── PROVIDED RECORDS
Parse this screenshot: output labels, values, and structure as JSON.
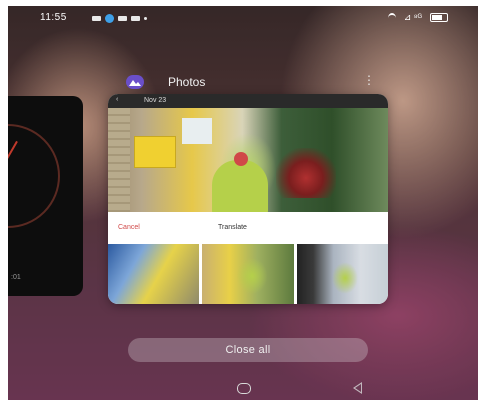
{
  "status_bar": {
    "time": "11:55",
    "right_text": "⊿ ⁸ᴳ"
  },
  "left_card": {
    "text": ":01"
  },
  "app": {
    "name": "Photos",
    "icon": "photos-icon",
    "menu_icon": "more-vertical-icon",
    "menu_glyph": "⋮"
  },
  "card": {
    "back_glyph": "‹",
    "date": "Nov 23",
    "cancel_label": "Cancel",
    "translate_label": "Translate"
  },
  "close_all_label": "Close all",
  "colors": {
    "accent": "#6a4fc9",
    "cancel": "#d14a4a"
  }
}
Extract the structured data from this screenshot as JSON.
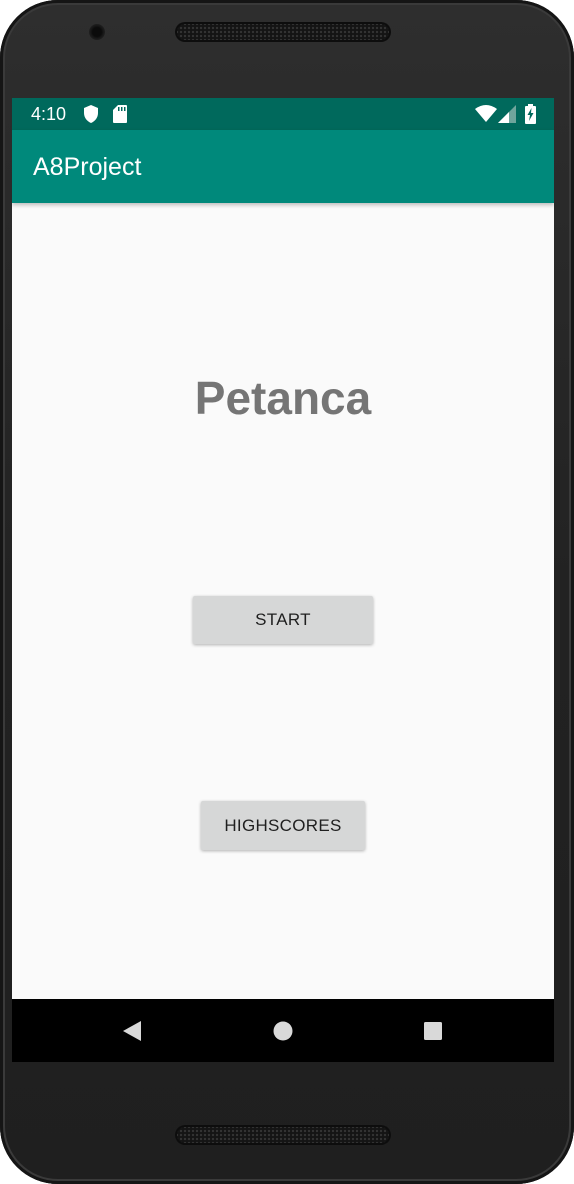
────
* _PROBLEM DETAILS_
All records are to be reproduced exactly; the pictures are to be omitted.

* _WRITTEN ANSWER_
Parse this screenshot: output labels, values, and structure as JSON.
{
  "status_bar": {
    "time": "11:55",
    "right_text": "⊿ ⁸ᴳ"
  },
  "left_card": {
    "text": ":01"
  },
  "app": {
    "name": "Photos",
    "icon": "photos-icon",
    "menu_icon": "more-vertical-icon",
    "menu_glyph": "⋮"
  },
  "card": {
    "back_glyph": "‹",
    "date": "Nov 23",
    "cancel_label": "Cancel",
    "translate_label": "Translate"
  },
  "close_all_label": "Close all",
  "colors": {
    "accent": "#6a4fc9",
    "cancel": "#d14a4a"
  }
}
Extract the structured data from this screenshot as JSON.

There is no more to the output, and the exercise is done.